Cats can become dehydrated quickly since they don’t like to drink water. They should get their moisture from food as they do in the wild.
Opt for wet food instead of kibble since it usually contains around 70% moisture. Although mixing dry food with water or broth to increase its moisture content is okay, canned food should be the basis of your Persian’s diet.
Food that can worsen your Persian cat’s fur problem
Stay away from inadequate products and ingredients that can contribute to excessive shedding, including:
- Grains, cereals, and sugar—Cat food with too many carbs is highly calorific. Your Persian will have a hard time digesting carbohydrates and won't get enough nutrients to maintain their coat and overall health. These ingredients also lead to weight gain and other related issues, such as diabetes
- Unspecified meat sources—If there are animal byproducts or meat derivatives in a particular product, exclude it from your Persian's diet. Dodgy ingredients can cause various problems, including gastrointestinal issues, allergies, UTIs, and immunosuppression and nutritional imbalances, which can negatively affect your cat’s coat
How to recognise high-quality Persian cat food
Everything you should know about cat food is on the ingredients list and guaranteed analysis. A clearly defined animal protein source should be in the first place, and the list should be short and understandable. Check out the table below for the recommended nutrient ratio:
50% or more
Up to 20%
Less than 3%
Can Untamed help with Persian cat shedding?
Untamed can keep your Persian and their coat healthy and pretty!
Our products have the perfect balance of all the necessary nutrients and mouth-watering taste because of:
High levels of exclusively animal protein
Untamed contains double the amount of protein compared to the industry standard.
Each product, whether Chocka Chicken, Tuck-in Tuna, or Full-on Fishy, is made with premium quality meat and fish, served in mouth-watering jelly and gravy. Even the notoriously picky Persians who turn their noses up at wet food cannot resist our delicacies.
We collaborate with vets on every recipe because your Persian’s health and safety come first.

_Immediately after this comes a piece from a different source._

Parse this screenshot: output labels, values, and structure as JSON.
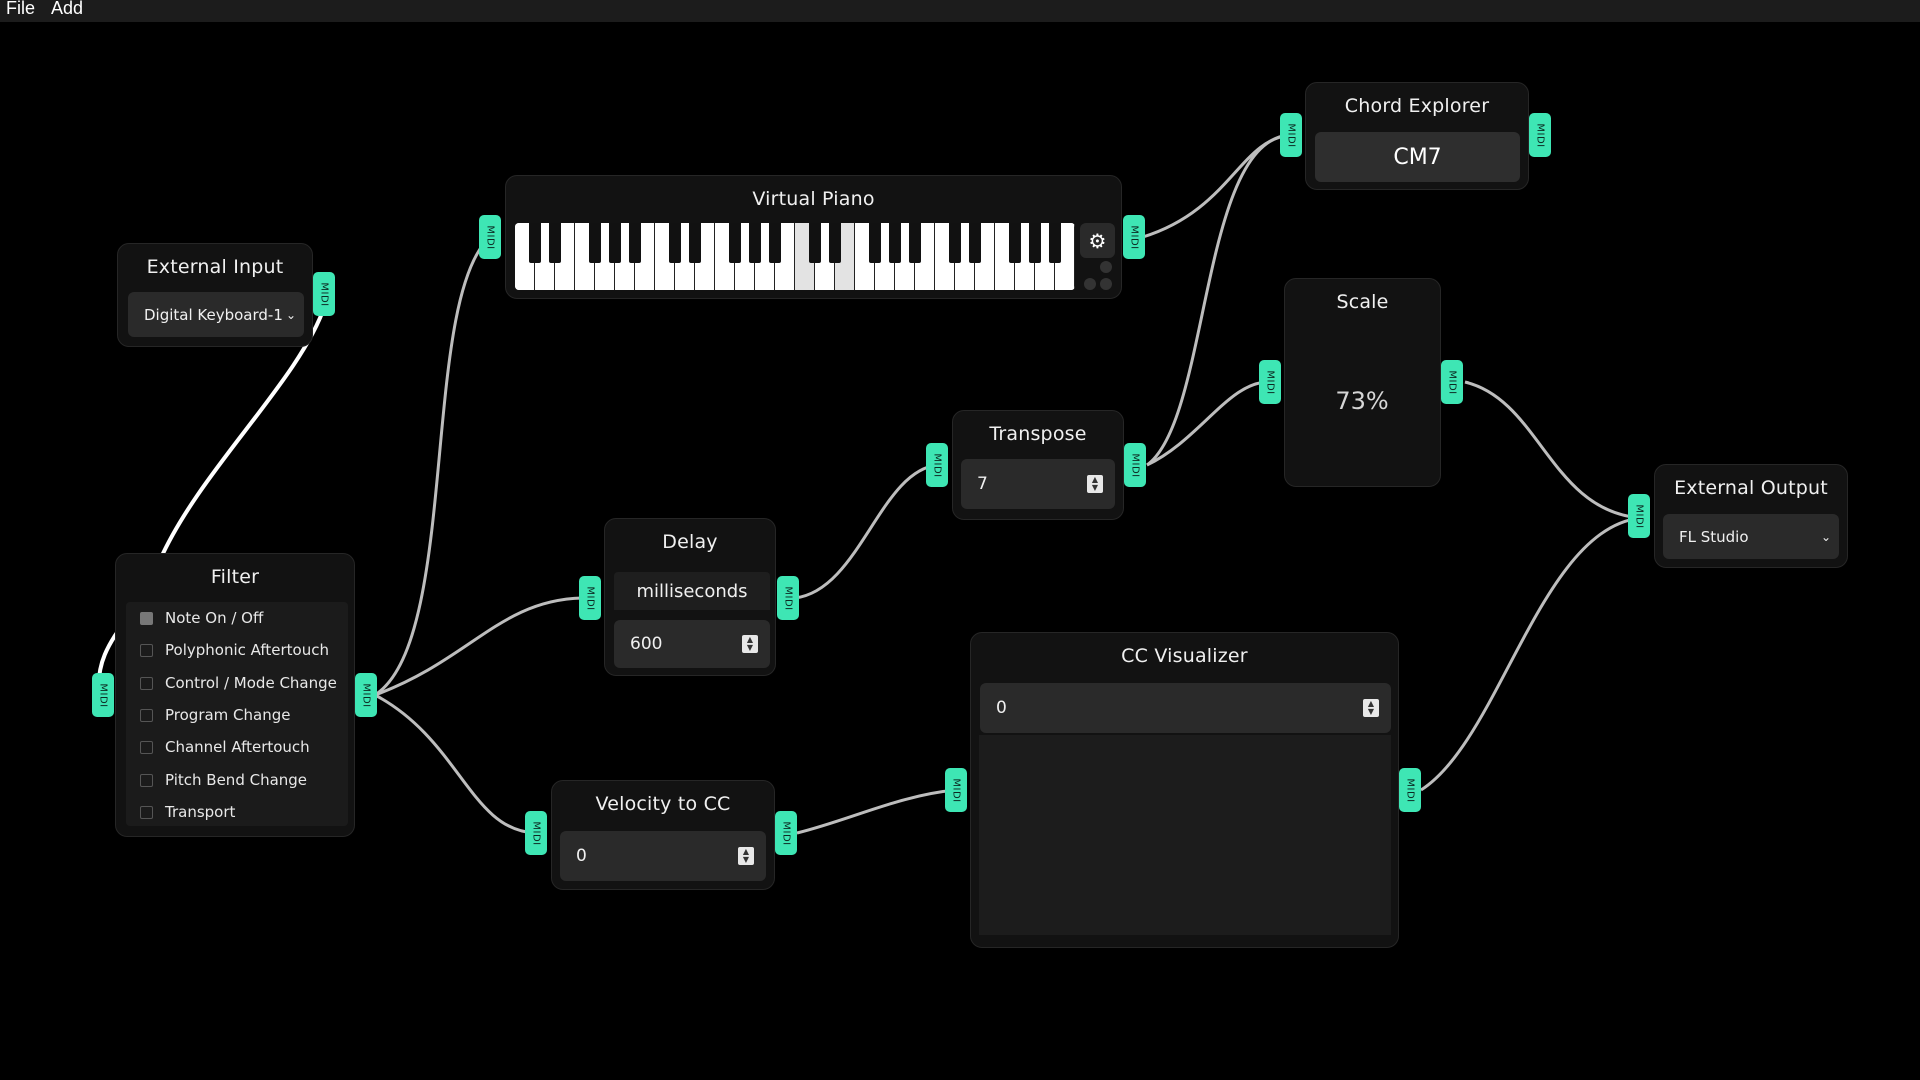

Our food helps prevent:
- Stomach sensitivity—Untamed is easily digestible and free from any known allergens
- Weight problems—Packed with high amounts of protein and not much else, Untamed will provide your Persian kitty with healthy calories, preventing weight gain
- UTIs and other urinary tract diseases—High moisture content will help your kitty flush out any toxins that could otherwise lead to cystitis or bladder stones
- Kitten who has only started eating solid food and needs to grow strong and healthy
- Pregnant cat who needs more energy for her kittens
- Neutered male with a weight problem
- Senior experiencing sudden weight loss, tooth loss, or lack of appetite
Ethically produced cat food
We care about the planet as much as we care about your kitty, so our products are:
- Made in cooperation with cruelty-free, sustainable suppliers
- Packaged in 100% recyclable materials
Try Untamed and see the difference in your Persian’s shedding and coat health.
There’s no more excessive shedding with Untamed!
Image (c) Untamed
Get Untamed and solve the Persian cat fur problem
Ordering nutritious and tasty food online for your Persian couldn’t be easier. All you have to do is follow these steps:
The goods will be delivered in a day. Once your Persian falls in love with our products—and they will—we can keep your cupboard stocked, making sure you never run out of delicious food for your furry friend. If you wish to change, postpone, or cancel your order, you can do it fuss-free from your account.
Persian cat parents whose feline companions have already switched to Untamed have noticed the following benefits:
The Untamed effect
After a week
In two months
Within four months